Gugulethu is a township 15 km away from Cape Town. The name is a contraction of igugu lethu, which is Xhosa for ‘Our Pride’. This township was established along with Nyanga in the 1960’s. The Group Areas Act (1950) reinforced the policy of land dispossession and segregation in South Africa. In accordance with the Act, many Africans, Coloured and Indian people from inner city areas were relocated to new suburbs, often far from their places of work. Africans were the first group of people to be subjected to forced relocation. The Native (Urban Areas) Act of 1923 provided that all Africans, other than those exempted, had to live in a location. As a result, townships like Gugulethu, Nyanga and Langa (in the Western Cape) emerged.

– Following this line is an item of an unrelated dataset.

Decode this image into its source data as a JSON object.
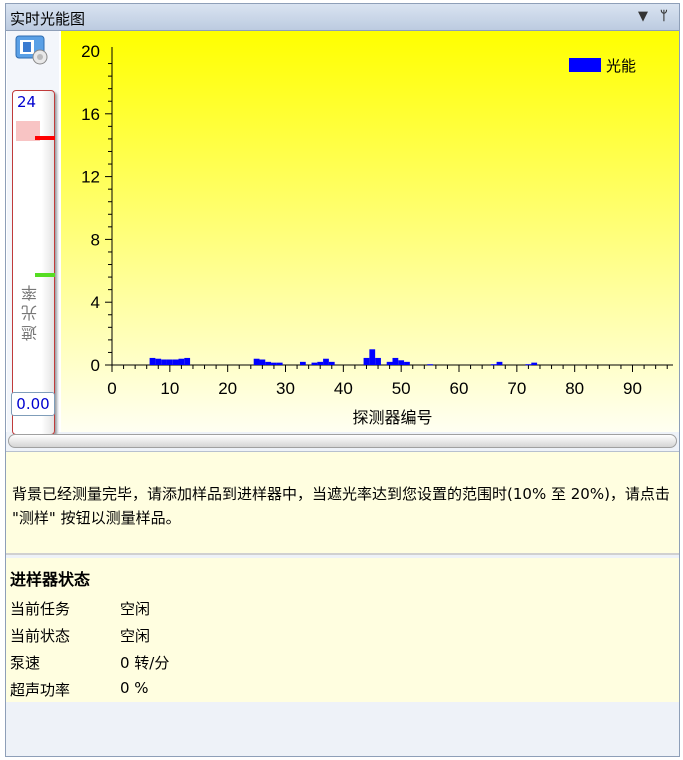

Mr. Mjuza did the welcoming at the event, he noted that it was good to see the gathering at the newly-cleared site to celebrate Heritage Day and raise awareness of the SDGs. “This is so great to see because the Walkway has been a crime hotspot and dump site and has now been transformed into this clean and colourful walkway, celebrating diversity and inspiring young people and the community at large”, Mr Mjuza added.
Siphokazi Sigade spoke on behalf of the youth of the community. She noted that the involvement of the youth from the community is essential to the success of the project. She also emphasised the fact that we must push to transform these walkways from all the negativity to form part of the many heritage sites in Gugulethu.
Linda Kabani noted that we are changing the narrative of the pathway because we know terrible things have happened on the pathway. Further, he highlighted the fact that from the first day the walkway was cleaned, it was not littered with or damaged again because of the community’s commitment.
Mzwandile Panziso shared his appreciation for the event organisers and the change that has happened in the walkway because the Walkway has been known for crime and negativity and has become an inspiration for many.
Other activities included among others painting messages of hope such as ‘INCLUSIVE SAFE SPACES’ on on the walkway’s walls a the iThemba Partnership logo, planting trees (citrus and peach tree at the Nobantu Primary School) to highlight issues of climate change and environmental protection; stunts that provide the occasion to flip defining words such as ‘Apathy’ to ‘Action’, ‘Fear’ into ‘Hope’, ‘Crime’ into ‘Peace’’ and highlighted the importance of the moment to turn in a new direction, illustrating that the power is in our hands to tell a new story and change the narrative. Further, there was an exhibition on the walkway, looking into the before and after pictures of the walkway and displaying the pictures taken over the period since the work began.
Lelethu Nogwavu, the Human Rights Project Development Officer at Africa Unite, closed off by explaining why this was being done before the tree’s planting. The trees were planted as part of Global Week and working towards achieving SDG’s. Ensure sustainable development and ending poverty especially in Townships. While Mr. Vuyani Qamata of the Gugulethu Urban Food Forest Initiative planted the citrus and peach tree, Lelethu explained that this was symbolic and a part of realising the SDG goals and ensuring sustainable development.
- The iThemba walkway needs to be maintained and cleaned regularly.
- The planting of fruit and veg trees should also be expanded to other schools and communities in Cape Town.
- We should expand the work done at the iThemba Walkway to other similar walkways.
- More paintings should be added to the walkway.